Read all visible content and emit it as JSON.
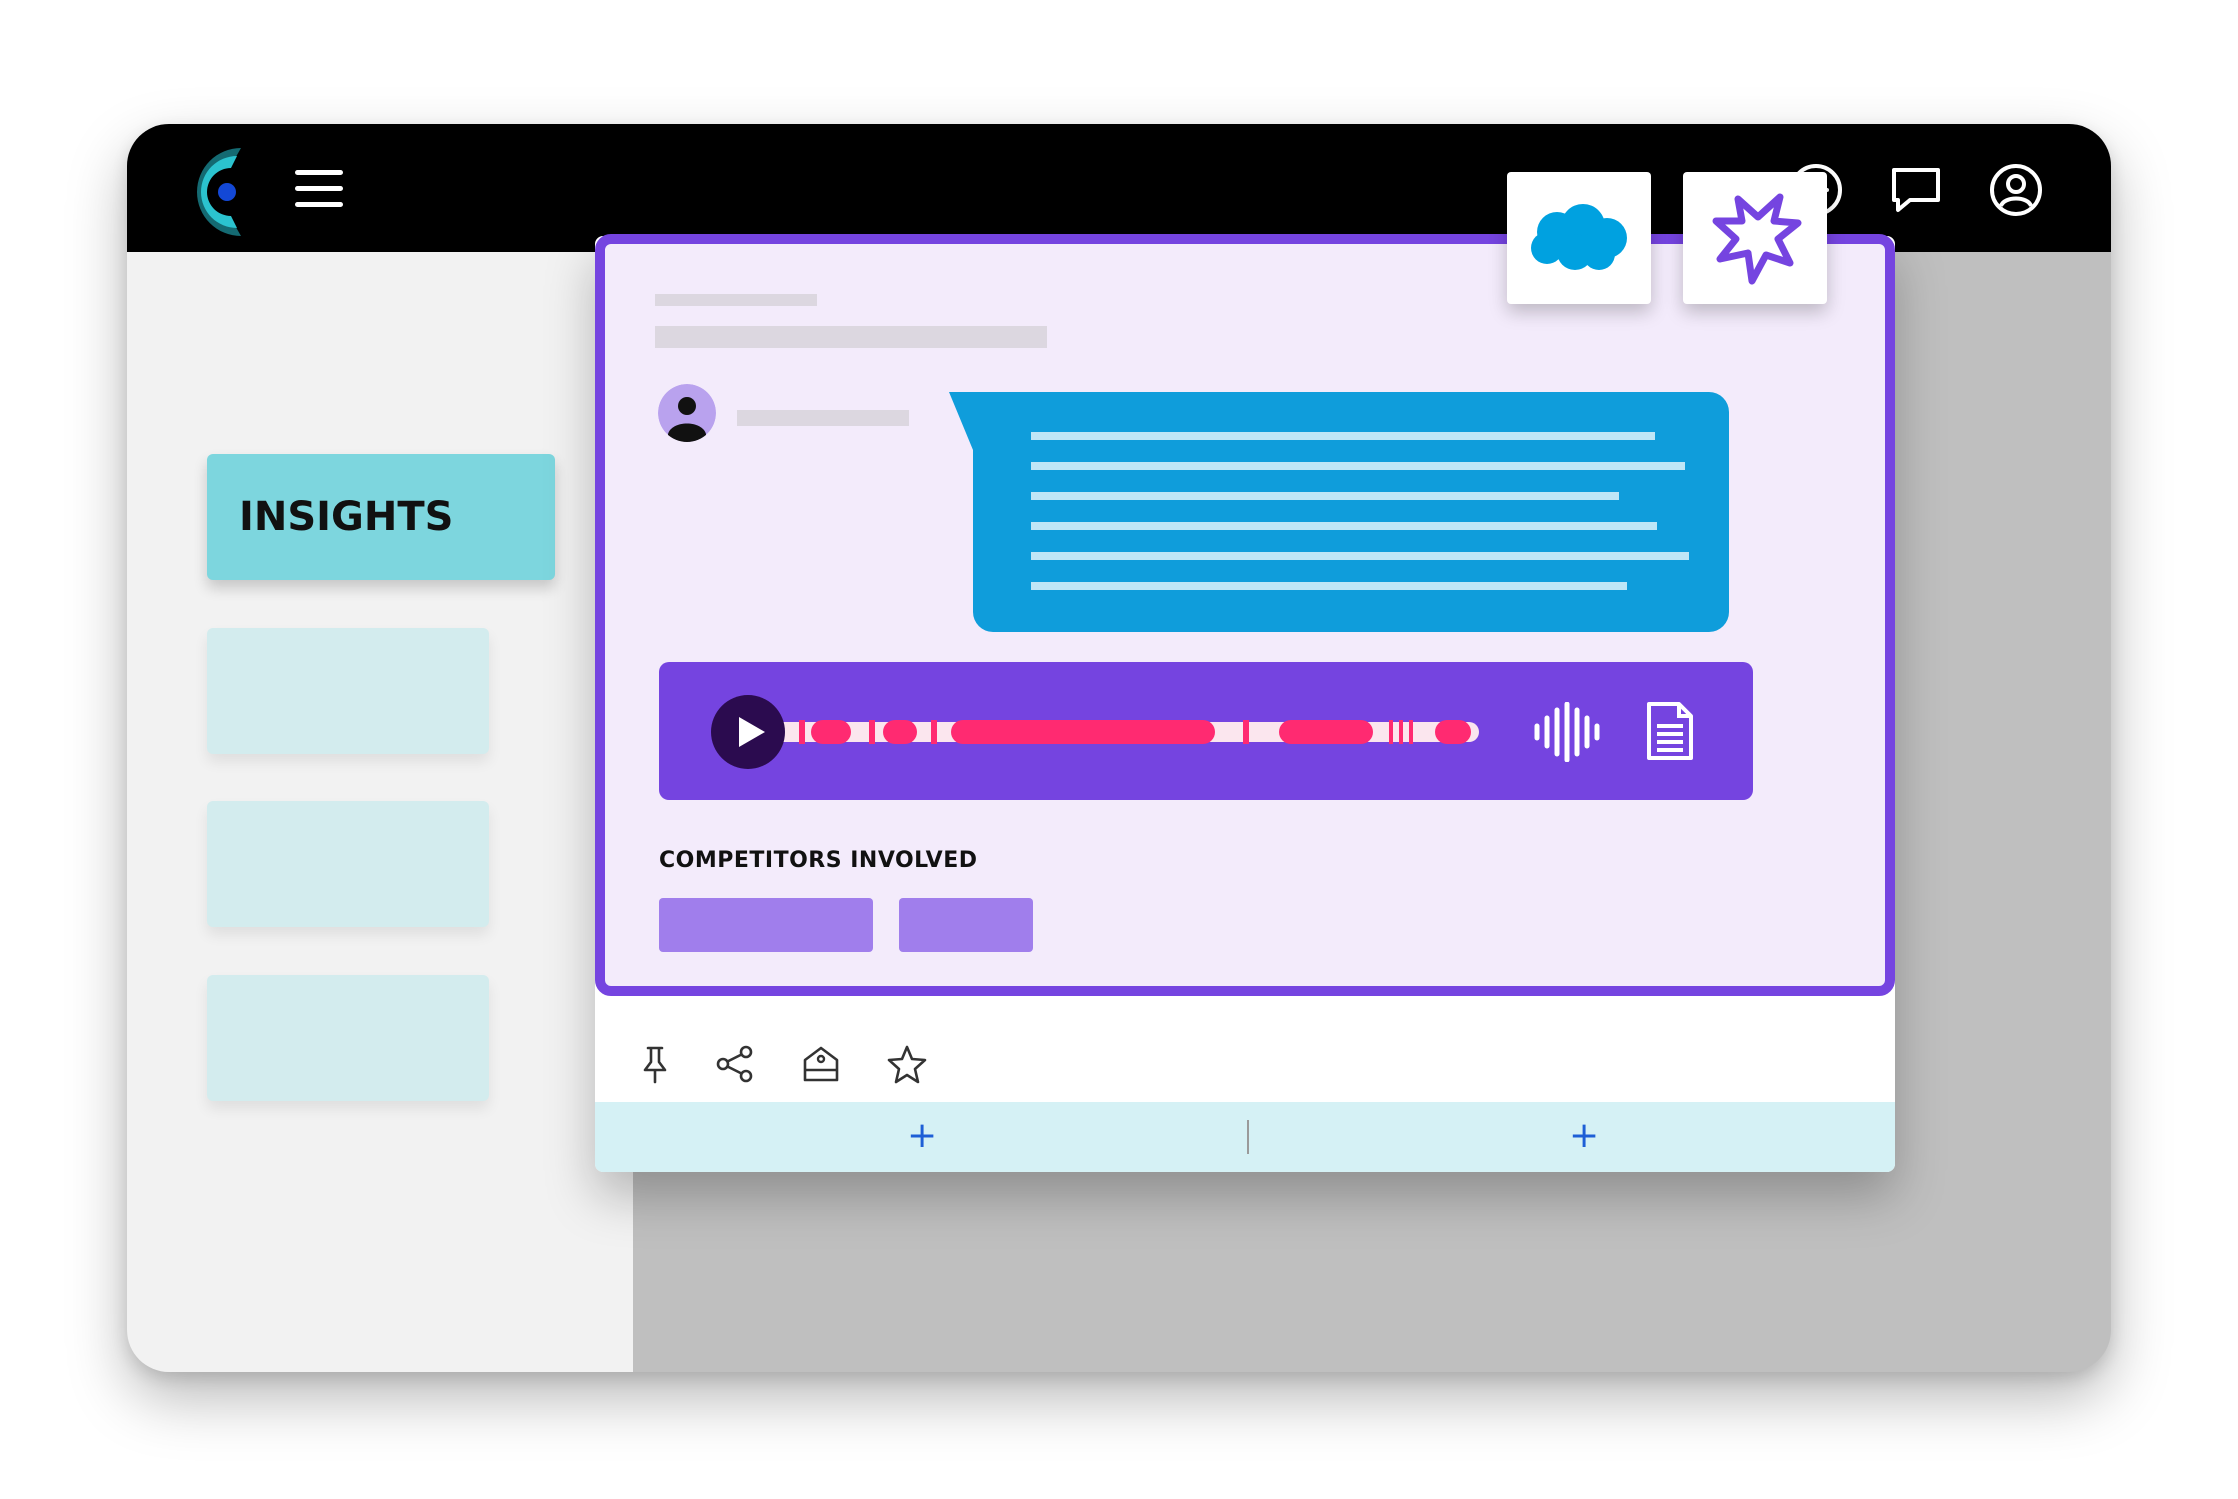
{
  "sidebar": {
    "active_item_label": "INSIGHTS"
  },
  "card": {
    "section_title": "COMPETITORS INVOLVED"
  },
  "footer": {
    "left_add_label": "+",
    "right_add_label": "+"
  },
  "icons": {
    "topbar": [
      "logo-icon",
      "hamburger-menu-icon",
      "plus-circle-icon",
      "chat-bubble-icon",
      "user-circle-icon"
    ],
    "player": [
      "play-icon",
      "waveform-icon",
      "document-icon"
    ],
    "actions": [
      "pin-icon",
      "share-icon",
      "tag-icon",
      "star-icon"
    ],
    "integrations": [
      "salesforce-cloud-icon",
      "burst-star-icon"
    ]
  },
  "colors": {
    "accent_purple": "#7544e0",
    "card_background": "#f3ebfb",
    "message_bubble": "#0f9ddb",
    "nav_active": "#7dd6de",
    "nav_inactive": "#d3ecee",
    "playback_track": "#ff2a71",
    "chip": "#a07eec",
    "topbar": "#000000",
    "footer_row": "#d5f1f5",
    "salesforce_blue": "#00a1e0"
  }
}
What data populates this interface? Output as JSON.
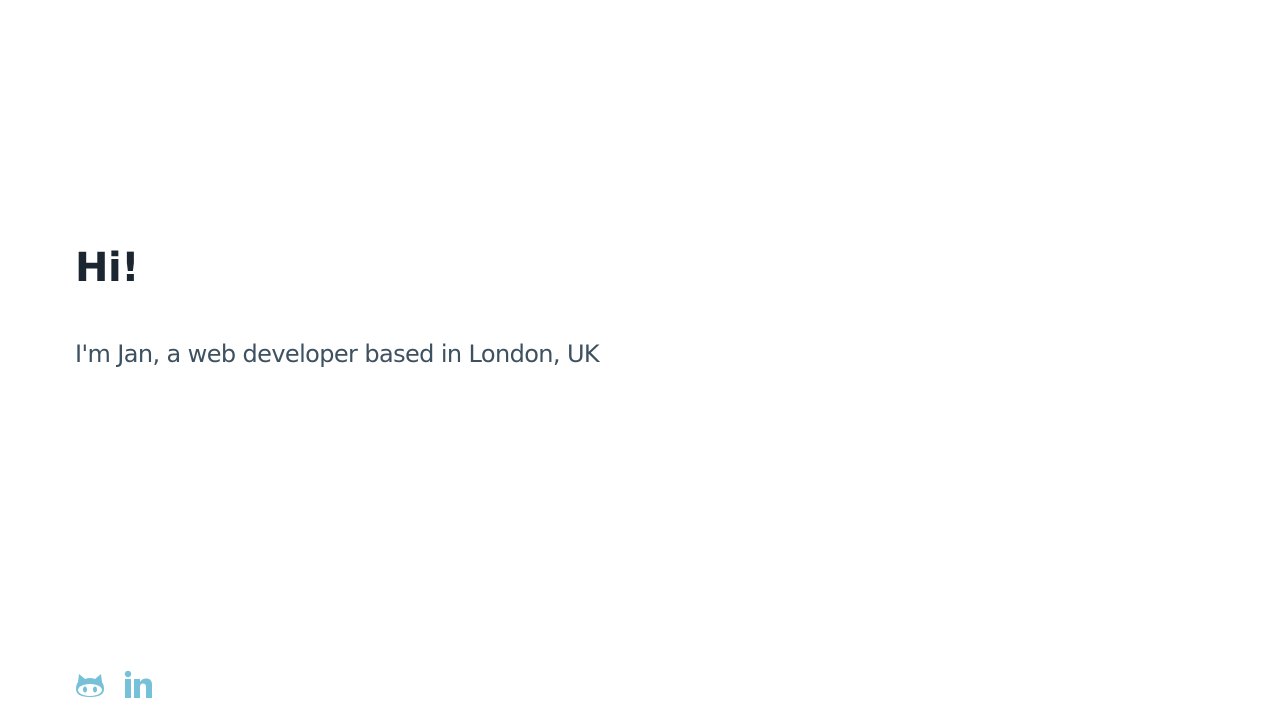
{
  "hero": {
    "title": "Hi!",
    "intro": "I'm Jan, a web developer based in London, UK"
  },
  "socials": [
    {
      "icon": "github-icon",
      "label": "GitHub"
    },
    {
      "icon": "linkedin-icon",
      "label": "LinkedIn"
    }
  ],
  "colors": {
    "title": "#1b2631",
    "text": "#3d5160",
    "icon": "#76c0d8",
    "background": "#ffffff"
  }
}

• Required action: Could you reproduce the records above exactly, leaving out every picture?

• Answer for the task:
Read all visible content and emit it as JSON.
{
  "sidebar": {
    "active_item_label": "INSIGHTS"
  },
  "card": {
    "section_title": "COMPETITORS INVOLVED"
  },
  "footer": {
    "left_add_label": "+",
    "right_add_label": "+"
  },
  "icons": {
    "topbar": [
      "logo-icon",
      "hamburger-menu-icon",
      "plus-circle-icon",
      "chat-bubble-icon",
      "user-circle-icon"
    ],
    "player": [
      "play-icon",
      "waveform-icon",
      "document-icon"
    ],
    "actions": [
      "pin-icon",
      "share-icon",
      "tag-icon",
      "star-icon"
    ],
    "integrations": [
      "salesforce-cloud-icon",
      "burst-star-icon"
    ]
  },
  "colors": {
    "accent_purple": "#7544e0",
    "card_background": "#f3ebfb",
    "message_bubble": "#0f9ddb",
    "nav_active": "#7dd6de",
    "nav_inactive": "#d3ecee",
    "playback_track": "#ff2a71",
    "chip": "#a07eec",
    "topbar": "#000000",
    "footer_row": "#d5f1f5",
    "salesforce_blue": "#00a1e0"
  }
}
What data populates this interface? Output as JSON.
{
  "hero": {
    "title": "Hi!",
    "intro": "I'm Jan, a web developer based in London, UK"
  },
  "socials": [
    {
      "icon": "github-icon",
      "label": "GitHub"
    },
    {
      "icon": "linkedin-icon",
      "label": "LinkedIn"
    }
  ],
  "colors": {
    "title": "#1b2631",
    "text": "#3d5160",
    "icon": "#76c0d8",
    "background": "#ffffff"
  }
}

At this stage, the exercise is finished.